De La Salle University (DLSU) is hosting an entrepreneurship expo on March 16 on the ground floor of Henry Sy Sr. Hall on its Taft Avenue campus.
Organized by De La Salle Alumni Association (DLSAA), “Bullseye! Ignite Your Business Animo” will feature discussions with well-known Filipino entrepreneurs who, after some struggle, succeeded in their business ventures.
Members of the DLSU community and the general public are invited.
In organizing the event, DLSAA aims to “contribute to nation building” and “give back to the community” by encouraging Filipinos, especially the youth, to become entrepreneurs and invest in their own businesses.
“We know that Filipinos have a natural flair for business,” DLSAA president Johnny Sy said in a press statement. “We have also seen how they have grown with much gravity in the Philippine economic scene [and have contributed to] generating jobs and livelihood for other people, giving opportunities for expansion of new businesses and increasing productivity through technological change.”
Sy said that starting a business had “a huge multiplier effect” that could contribute to the country’s growing economy.
But he said many Filipinos were reluctant to put up their own enterprises because of lack of access to capital and lack of knowledge. He expressed the wish that “this event will bridge that gap.”
Sy said, “We see that entrepreneurs are the backbone of our economy, that is why we have come up with this event to ignite the spirit of the people aspiring to start up and grow their own business.”
Expo participants are expected to learn from the success stories of businessmen like Prudencio Garcia of Mekeni Food Corp. and Johnlu Koa of French Baker and Chatime.
A forum, hosted by television personality and entrepreneur RJ Ledesma, will feature other successful entrepreneurs, like Gilbert Jim of Bubbatealicious Pearl Milk Tea Place, Rossana Lenado of Ahead Learning Center and Rommel Juan of Binalot.
Students and aspiring entrepreneurs could learn how to become “real negosyantes” and “turn adversities into opportunities” in business ventures, said DLSAA chair Herbert Tuason. He expressed the hope the event would inspire more people to become entrepreneurs.
“Take the plunge and jump in,” Sy said.
Apart from the discussions, at least
25 booths of different companies and franchisors will be showcased at the exhibit, including Generika, SeaOil Philippines Inc. and Microsoft.
Exhibitors will not only sell their products but will invite participants to join their businesses by becoming franchisees.
“Franchising is the best shortcut to doing business,” said Ricardo Cuna, vice president of the Association of Filipino Franchisors Inc. (AFFI).
“We want the Philippines to become the center of franchising development in Asia,” said Philippine Franchise Association (PFA) president Elizabeth Pardo-Orbeta, adding that franchising was like “a big brother watching over you.”
But AFFI president Armando “Butz” Bartolome advised caution in buying a franchise.

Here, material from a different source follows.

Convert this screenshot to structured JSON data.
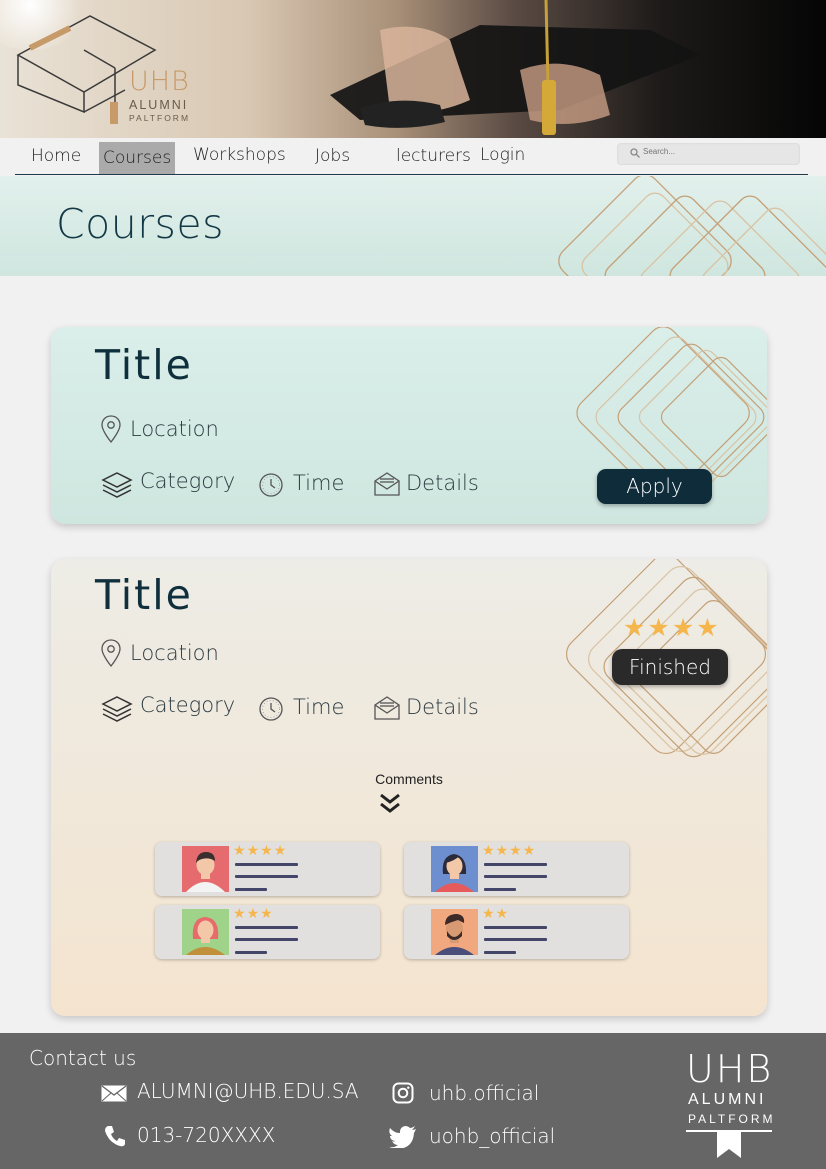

He said anyone who planned to become a franchisee must first “do your homework and investigate” to avoid “being scammed” and “burning your money.”
He also emphasized that franchisors and other entrepreneurs “need to professionalize doing business.”
Ramon Lopez, executive director of advocacy group Go Negosyo, said the expo was a “great equalizer” as it would try to reach out to “aspiring entrepreneurs,” “underprivileged ones” and “the youth.”
Lopez said students who would attend the event should grab the opportunity to absorb as much relevant and practical information from real-life experiences of established businesspersons that would complement theories and lessons learned in school.
Although Lopez admitted that not everyone could be an entrepreneur, he expressed the belief that “everyone can be enterprising” in any field.
The one-day expo will be held from
9 a.m. to 7 p.m. Admission is free to DLSU students, teachers, staff and alumni. Others will have to pay an entrance fee of P50.